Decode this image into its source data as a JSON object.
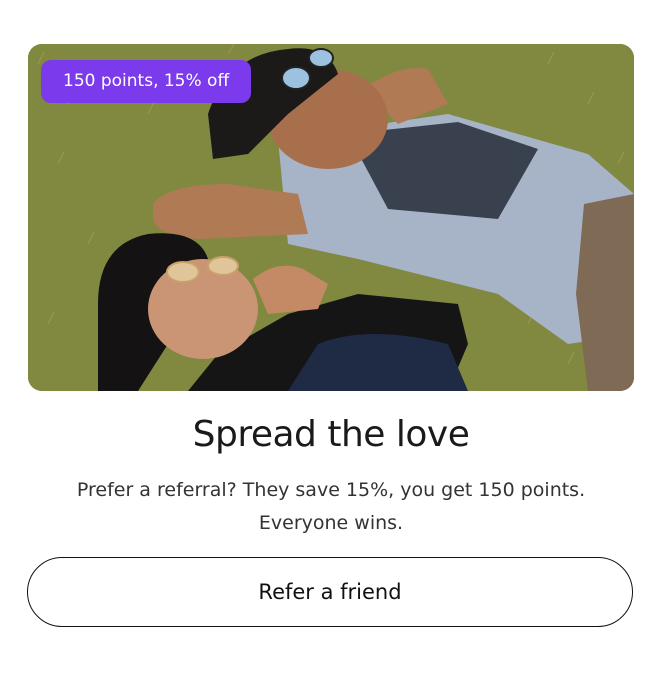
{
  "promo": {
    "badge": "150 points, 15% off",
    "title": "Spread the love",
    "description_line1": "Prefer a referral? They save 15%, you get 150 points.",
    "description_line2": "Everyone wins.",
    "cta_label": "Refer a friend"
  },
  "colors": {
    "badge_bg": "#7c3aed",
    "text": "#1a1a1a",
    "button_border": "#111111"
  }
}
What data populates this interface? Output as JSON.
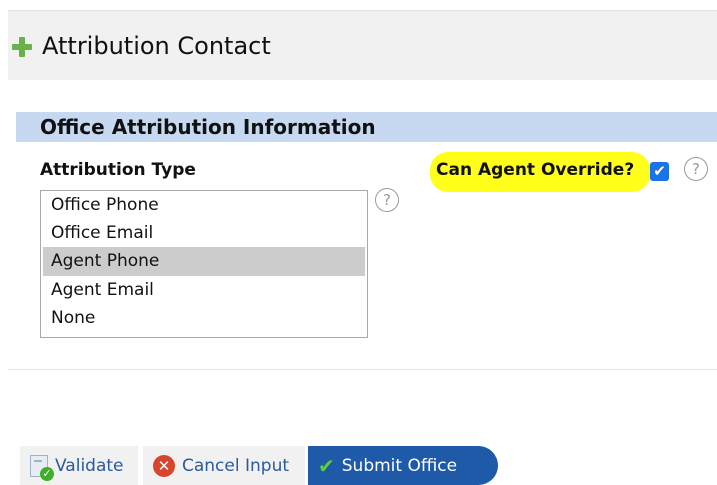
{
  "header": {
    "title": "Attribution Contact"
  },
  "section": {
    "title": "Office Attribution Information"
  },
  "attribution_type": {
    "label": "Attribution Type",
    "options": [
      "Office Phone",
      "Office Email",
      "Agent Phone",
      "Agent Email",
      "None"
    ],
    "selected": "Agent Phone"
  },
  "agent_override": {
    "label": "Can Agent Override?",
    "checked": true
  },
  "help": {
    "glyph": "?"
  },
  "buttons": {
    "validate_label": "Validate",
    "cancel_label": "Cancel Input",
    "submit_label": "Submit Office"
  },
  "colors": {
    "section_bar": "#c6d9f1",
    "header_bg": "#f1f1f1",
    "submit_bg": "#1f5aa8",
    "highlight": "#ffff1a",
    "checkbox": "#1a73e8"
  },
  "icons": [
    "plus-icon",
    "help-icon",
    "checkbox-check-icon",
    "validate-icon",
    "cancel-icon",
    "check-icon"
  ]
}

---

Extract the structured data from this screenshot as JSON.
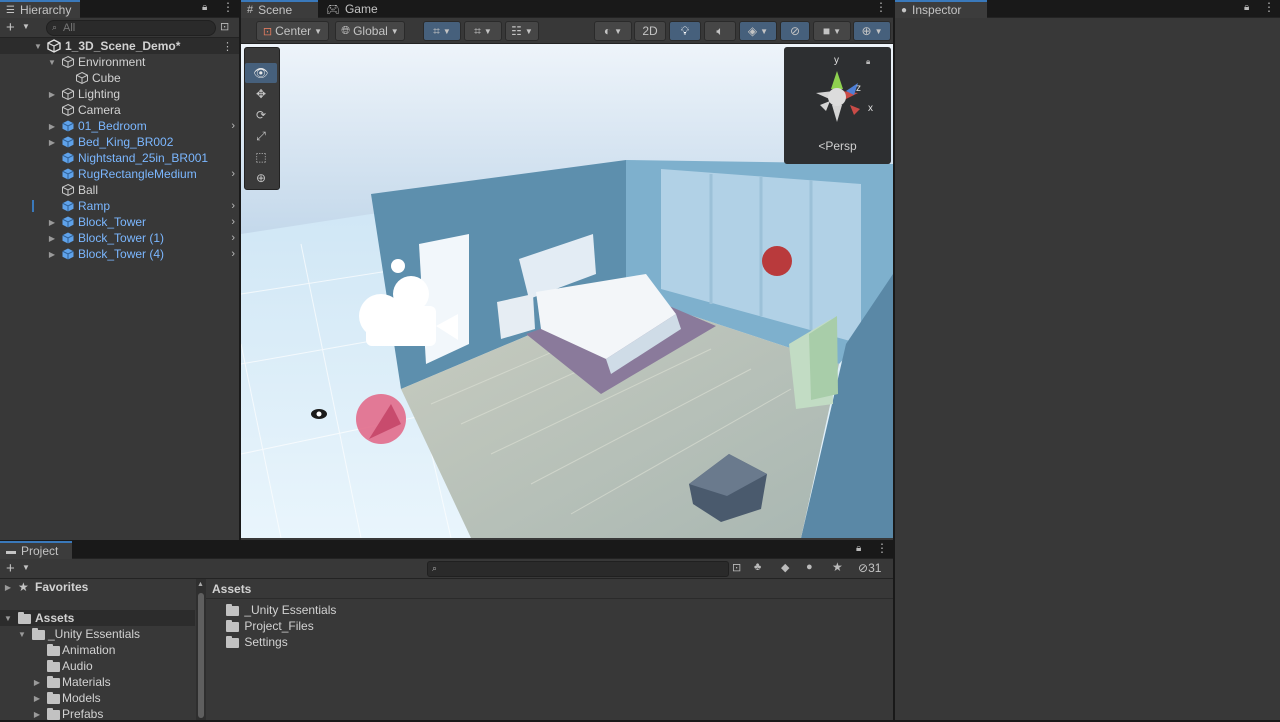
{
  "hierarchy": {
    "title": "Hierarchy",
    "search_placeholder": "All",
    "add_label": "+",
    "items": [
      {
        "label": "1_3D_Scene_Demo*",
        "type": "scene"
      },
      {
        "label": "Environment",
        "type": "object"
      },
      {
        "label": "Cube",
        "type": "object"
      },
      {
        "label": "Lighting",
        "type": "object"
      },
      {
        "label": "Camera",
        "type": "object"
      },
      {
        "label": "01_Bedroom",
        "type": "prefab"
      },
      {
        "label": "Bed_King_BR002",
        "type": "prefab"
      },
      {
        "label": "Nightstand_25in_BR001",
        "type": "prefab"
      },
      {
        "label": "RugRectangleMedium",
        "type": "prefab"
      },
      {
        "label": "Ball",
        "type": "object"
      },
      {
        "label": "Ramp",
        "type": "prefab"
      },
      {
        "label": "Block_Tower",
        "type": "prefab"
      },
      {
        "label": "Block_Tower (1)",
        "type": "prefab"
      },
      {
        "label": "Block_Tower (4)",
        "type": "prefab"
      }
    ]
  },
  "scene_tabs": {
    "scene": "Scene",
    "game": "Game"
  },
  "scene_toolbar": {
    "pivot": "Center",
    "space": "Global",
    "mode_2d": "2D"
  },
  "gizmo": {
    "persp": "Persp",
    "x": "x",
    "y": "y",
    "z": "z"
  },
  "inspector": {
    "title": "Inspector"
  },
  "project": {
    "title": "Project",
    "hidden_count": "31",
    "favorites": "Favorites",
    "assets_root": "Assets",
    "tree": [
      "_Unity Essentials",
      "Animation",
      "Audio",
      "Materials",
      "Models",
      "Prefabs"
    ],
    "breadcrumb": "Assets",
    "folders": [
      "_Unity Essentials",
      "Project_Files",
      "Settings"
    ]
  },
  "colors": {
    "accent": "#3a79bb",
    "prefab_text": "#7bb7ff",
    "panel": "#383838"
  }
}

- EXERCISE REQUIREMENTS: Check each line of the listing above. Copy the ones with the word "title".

- EXERCISE SOLUTION:
    "title": "Spread the love",
    "title": "Attribution Contact"
    "title": "Office Attribution Information"
    "title": "Hierarchy",
    "title": "Inspector"
    "title": "Project",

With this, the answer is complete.